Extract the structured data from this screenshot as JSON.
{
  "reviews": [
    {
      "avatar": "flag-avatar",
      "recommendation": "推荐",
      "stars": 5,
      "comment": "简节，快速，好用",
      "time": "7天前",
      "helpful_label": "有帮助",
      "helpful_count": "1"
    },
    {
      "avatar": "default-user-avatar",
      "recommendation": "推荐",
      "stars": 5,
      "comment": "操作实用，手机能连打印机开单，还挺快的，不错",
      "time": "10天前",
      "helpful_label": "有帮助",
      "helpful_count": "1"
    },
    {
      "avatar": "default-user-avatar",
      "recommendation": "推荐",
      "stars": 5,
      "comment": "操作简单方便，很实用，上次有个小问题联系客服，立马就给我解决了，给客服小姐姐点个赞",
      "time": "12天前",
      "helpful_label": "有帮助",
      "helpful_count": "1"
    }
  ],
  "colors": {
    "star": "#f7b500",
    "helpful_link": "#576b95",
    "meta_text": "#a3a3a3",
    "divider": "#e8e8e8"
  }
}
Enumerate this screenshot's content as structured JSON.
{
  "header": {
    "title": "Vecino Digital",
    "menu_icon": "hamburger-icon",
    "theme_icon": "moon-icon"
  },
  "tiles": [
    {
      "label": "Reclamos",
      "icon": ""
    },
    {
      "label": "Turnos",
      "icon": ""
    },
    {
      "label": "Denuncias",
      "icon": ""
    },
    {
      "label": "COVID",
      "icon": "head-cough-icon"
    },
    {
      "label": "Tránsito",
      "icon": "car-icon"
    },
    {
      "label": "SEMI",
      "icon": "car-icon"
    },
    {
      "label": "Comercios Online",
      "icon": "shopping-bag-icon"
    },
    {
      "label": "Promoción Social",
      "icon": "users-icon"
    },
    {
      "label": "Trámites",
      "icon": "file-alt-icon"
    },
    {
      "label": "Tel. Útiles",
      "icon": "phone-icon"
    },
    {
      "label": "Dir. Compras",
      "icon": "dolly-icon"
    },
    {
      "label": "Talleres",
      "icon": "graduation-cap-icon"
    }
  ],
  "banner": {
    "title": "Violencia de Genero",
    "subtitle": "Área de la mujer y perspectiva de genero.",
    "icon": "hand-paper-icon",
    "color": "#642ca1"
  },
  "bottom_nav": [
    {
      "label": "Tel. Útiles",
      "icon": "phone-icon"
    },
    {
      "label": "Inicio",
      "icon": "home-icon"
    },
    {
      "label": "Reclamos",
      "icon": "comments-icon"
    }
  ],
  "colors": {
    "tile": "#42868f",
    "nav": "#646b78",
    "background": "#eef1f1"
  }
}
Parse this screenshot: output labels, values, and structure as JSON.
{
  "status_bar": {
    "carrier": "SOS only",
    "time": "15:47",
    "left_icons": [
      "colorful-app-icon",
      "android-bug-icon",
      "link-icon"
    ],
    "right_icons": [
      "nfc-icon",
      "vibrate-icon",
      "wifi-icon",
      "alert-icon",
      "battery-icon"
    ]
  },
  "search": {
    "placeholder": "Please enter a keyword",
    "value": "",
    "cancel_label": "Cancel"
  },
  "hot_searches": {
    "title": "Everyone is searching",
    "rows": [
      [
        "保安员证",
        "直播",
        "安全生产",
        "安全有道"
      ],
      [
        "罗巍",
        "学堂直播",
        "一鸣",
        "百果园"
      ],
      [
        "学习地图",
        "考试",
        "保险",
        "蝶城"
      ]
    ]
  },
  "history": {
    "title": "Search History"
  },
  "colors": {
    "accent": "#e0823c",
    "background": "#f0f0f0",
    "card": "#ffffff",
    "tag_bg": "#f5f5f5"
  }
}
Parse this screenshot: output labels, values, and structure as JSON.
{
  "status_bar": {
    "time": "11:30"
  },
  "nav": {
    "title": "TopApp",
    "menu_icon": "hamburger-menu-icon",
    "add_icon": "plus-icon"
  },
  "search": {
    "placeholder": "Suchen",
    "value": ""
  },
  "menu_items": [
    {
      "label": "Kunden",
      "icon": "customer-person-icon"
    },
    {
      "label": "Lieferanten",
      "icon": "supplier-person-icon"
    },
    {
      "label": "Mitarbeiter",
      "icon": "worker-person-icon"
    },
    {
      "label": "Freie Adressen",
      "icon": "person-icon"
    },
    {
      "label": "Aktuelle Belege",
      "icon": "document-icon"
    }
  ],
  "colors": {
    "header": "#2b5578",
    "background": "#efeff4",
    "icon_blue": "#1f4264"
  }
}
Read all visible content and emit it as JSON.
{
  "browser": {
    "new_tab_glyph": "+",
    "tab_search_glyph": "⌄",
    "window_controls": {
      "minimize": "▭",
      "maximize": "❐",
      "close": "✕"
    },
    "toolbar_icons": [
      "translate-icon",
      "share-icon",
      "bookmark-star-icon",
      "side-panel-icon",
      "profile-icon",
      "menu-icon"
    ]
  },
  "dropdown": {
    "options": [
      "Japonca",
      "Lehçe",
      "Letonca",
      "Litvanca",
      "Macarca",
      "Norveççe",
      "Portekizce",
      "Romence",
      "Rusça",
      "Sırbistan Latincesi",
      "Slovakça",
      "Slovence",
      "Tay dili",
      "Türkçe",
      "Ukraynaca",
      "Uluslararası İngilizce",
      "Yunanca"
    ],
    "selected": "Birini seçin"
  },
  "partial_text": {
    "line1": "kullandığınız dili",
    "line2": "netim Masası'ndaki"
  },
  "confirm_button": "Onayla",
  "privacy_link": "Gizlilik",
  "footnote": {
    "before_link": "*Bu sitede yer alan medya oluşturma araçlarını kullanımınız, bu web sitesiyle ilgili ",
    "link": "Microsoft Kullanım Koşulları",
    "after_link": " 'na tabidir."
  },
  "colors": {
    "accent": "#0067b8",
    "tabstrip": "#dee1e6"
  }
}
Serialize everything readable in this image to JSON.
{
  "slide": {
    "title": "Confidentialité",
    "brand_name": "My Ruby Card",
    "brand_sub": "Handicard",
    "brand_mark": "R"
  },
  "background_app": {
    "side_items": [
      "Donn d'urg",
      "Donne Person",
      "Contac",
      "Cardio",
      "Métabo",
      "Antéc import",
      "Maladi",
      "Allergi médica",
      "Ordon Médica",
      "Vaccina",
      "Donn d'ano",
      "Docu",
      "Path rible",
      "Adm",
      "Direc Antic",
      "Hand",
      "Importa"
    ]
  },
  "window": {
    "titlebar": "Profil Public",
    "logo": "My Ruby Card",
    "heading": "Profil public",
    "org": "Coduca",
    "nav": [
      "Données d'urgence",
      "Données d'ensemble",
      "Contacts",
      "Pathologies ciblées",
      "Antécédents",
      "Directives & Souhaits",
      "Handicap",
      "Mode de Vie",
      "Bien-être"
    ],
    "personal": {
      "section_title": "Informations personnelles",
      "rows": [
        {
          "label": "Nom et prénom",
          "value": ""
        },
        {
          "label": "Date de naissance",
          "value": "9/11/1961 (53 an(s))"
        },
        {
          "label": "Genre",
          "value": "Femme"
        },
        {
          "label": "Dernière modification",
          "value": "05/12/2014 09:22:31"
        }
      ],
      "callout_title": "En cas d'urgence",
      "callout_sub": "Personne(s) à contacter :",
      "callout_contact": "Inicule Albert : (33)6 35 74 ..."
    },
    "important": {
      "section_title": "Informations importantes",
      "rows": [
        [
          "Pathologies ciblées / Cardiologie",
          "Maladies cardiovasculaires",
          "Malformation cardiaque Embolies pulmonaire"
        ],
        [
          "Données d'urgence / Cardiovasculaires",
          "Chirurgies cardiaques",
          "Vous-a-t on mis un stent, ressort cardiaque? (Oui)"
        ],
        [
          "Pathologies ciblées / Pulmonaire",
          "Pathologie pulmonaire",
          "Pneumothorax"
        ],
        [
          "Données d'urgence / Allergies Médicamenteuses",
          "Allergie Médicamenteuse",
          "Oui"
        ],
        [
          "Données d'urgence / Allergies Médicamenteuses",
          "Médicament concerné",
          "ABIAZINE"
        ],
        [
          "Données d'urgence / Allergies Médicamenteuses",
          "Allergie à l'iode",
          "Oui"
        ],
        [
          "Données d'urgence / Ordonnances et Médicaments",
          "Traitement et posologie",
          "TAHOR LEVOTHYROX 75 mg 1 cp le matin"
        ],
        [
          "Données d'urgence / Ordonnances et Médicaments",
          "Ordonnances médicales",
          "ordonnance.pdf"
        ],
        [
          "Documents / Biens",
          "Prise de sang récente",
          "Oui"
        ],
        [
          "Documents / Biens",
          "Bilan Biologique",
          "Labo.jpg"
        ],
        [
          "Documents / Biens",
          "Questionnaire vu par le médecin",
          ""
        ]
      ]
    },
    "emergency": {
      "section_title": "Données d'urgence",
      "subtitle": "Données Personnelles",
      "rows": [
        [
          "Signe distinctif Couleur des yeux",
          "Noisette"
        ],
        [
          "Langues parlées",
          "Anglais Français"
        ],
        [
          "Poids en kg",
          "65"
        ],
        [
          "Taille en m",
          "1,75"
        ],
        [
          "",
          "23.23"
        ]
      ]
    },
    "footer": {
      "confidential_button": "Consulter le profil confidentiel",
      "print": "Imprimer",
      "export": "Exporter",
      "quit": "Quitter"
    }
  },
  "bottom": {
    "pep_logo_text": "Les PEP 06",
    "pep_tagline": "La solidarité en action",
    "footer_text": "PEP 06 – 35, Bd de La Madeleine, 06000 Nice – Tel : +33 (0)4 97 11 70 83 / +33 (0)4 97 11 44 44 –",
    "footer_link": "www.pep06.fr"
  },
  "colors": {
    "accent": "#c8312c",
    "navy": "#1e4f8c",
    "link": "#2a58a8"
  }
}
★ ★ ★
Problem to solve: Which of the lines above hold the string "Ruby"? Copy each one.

Result of the task:
    "brand_name": "My Ruby Card",
    "logo": "My Ruby Card",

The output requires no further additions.